BUSINESS mentors are providing a helping hand to fledgling small businesses.
These mentors are experienced business people who listen, communicate and guide rather than take over the running of the business.
The Small Business Development Corporation runs a voluntary mentor service that is provided free to the client and is always seeking new mentors.
SBDC managing director George Etrelezis said the program provided a valuable service to new and existing businesses.
"Owners of established businesses can experience isolation when trying to increase market share, take on new products or manage business growing pains," he said.
"These everyday business problems can seem less stressful if talked through with someone outside the business. Getting too big too quickly is also a time when strong management skills are needed and guidance can help to lower stress levels."
The SBDC has about 100 mentors on its books.
Business operator Ian MacDonald decided to enlist the services of a mentor in 1999 for his APC Group which makes and instals storage equipment such as pallet stacking racks.
He had bought the business from his father, who still remained involved.
"But then my father died and the company lacked wisdom. We were all fairly young people," Mr MacDonald said.
"I need someone to force me to look at my business differently.
"Because I was emotionally attached to the business I was only looking at it with one eye. I needed to look at it through both."
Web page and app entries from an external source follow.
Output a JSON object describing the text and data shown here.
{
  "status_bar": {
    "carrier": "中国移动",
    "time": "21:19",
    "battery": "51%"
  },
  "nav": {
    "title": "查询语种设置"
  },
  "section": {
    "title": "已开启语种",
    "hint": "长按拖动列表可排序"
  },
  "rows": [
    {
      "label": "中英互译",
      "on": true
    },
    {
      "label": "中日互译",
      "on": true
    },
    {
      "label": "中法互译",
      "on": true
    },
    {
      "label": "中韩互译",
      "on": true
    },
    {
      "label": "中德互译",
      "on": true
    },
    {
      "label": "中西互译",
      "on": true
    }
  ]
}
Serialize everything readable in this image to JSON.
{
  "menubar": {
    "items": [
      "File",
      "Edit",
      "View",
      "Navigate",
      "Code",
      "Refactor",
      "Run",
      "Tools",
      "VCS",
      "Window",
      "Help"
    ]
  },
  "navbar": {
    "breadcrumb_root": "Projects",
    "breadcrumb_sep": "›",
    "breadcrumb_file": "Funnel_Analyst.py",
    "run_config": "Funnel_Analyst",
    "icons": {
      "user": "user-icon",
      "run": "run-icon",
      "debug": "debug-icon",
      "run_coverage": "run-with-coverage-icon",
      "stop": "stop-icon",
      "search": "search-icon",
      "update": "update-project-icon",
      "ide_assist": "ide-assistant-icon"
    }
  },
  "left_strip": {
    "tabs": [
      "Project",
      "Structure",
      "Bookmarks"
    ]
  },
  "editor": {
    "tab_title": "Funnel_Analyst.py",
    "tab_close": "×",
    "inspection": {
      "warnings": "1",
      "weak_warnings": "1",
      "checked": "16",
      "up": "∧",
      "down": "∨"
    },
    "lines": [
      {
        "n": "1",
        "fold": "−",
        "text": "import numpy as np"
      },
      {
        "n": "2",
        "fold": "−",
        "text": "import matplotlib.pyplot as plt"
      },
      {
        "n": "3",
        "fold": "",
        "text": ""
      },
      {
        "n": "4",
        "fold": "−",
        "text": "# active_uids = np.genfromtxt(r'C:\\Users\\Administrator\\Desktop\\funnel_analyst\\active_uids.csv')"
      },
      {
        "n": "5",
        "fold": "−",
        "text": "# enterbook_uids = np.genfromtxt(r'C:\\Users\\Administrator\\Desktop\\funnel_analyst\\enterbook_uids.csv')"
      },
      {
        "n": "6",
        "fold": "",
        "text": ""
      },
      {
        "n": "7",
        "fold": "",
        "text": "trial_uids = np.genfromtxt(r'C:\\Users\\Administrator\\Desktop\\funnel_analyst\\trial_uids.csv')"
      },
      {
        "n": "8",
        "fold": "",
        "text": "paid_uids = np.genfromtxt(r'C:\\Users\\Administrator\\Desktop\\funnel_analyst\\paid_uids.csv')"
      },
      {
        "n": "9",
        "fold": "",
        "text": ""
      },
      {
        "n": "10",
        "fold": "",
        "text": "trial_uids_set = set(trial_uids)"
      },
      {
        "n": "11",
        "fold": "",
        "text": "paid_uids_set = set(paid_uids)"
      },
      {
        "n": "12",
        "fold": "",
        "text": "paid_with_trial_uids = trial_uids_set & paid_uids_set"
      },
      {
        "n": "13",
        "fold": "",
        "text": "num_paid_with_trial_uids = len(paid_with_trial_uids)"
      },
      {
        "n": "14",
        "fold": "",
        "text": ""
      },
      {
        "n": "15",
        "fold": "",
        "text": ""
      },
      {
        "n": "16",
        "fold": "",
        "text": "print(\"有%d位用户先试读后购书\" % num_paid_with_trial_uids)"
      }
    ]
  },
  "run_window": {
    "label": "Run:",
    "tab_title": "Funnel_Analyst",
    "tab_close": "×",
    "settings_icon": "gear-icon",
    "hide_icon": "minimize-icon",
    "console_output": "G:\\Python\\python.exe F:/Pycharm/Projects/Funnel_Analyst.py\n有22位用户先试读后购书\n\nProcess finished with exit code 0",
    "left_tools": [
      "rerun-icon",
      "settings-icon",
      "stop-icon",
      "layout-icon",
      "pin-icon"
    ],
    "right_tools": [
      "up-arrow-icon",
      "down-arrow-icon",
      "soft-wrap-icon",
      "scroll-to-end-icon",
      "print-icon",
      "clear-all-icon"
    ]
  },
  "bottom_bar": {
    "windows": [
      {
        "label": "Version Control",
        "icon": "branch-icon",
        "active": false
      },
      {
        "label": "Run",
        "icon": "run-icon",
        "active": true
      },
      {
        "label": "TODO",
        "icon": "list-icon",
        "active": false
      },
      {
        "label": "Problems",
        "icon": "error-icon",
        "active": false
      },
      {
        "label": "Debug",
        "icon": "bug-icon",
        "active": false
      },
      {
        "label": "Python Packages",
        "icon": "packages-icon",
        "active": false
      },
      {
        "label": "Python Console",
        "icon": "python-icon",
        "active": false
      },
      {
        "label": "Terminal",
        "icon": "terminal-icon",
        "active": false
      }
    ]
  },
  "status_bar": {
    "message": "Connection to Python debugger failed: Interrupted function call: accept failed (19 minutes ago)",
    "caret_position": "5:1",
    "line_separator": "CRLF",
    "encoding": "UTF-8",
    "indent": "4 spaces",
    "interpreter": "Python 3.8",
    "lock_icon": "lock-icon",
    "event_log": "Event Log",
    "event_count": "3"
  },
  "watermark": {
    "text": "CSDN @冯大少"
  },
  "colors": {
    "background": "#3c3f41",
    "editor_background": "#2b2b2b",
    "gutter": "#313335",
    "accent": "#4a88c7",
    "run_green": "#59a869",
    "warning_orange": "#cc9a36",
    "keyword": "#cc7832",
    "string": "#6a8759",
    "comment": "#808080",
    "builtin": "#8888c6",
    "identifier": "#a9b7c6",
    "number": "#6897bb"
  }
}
Mr MacDonald said he had approached the SBDC in the hope of finding a mentor with marketing experience as his company was just starting to expand its operations.
"I had no knowledge of what to expect," he said.
"My mentor forced me to identify facets of my business that I had taken for granted and had never actually sat down and thought about. These included the company’s strengths and weaknesses, the direction of the business, long-term planning, investment policies and critical investment opportunities.
"Basically I used to run my business by the seat of my pants and having a mentor forced me to look at it like a map, in a visual way that was easy to understand and follow."
Mr MacDonald said it was important to find a mentor who was a good match for the business.
"I would not have persevered if the match had not been right," he said.
Mr Etrelezis said being a business mentor did not need to take up a lot of time, which is why it often suited retired people.
"We suggest a weekly telephone call and a once a month face-to-face meeting to build a good mentoring relationship," he said.
"However, this is flexible and depends on mutual needs and commitments."
Retiree John Saint decided to become a mentor six years ago.
Originally from Perenjori in the Mid West, Mr Saint trained as a manual arts teacher before becoming a teacher trainer.
He spent nearly 20 years as a head of department in the Advance College at Melbourne’s RMIT University before retiring.
Mr Saint said the most important skill a mentor needed was to be a superb listener.
"The client knows their business far better than you ever will so it’s important to listen to the client talk about their business rather than making any assumptions about what the business should or shouldn’t be doing," he said.
"A mentor also needs to hear the words the client is using because they won’t be using the same language as you. And you need to be able to use their words to speak to them."
Mr Saint said the majority of clients were hard working and dedicated but their businesses were often going backward.
"Often they are not equipped with the management skills to understand fully what is expected of them," he said.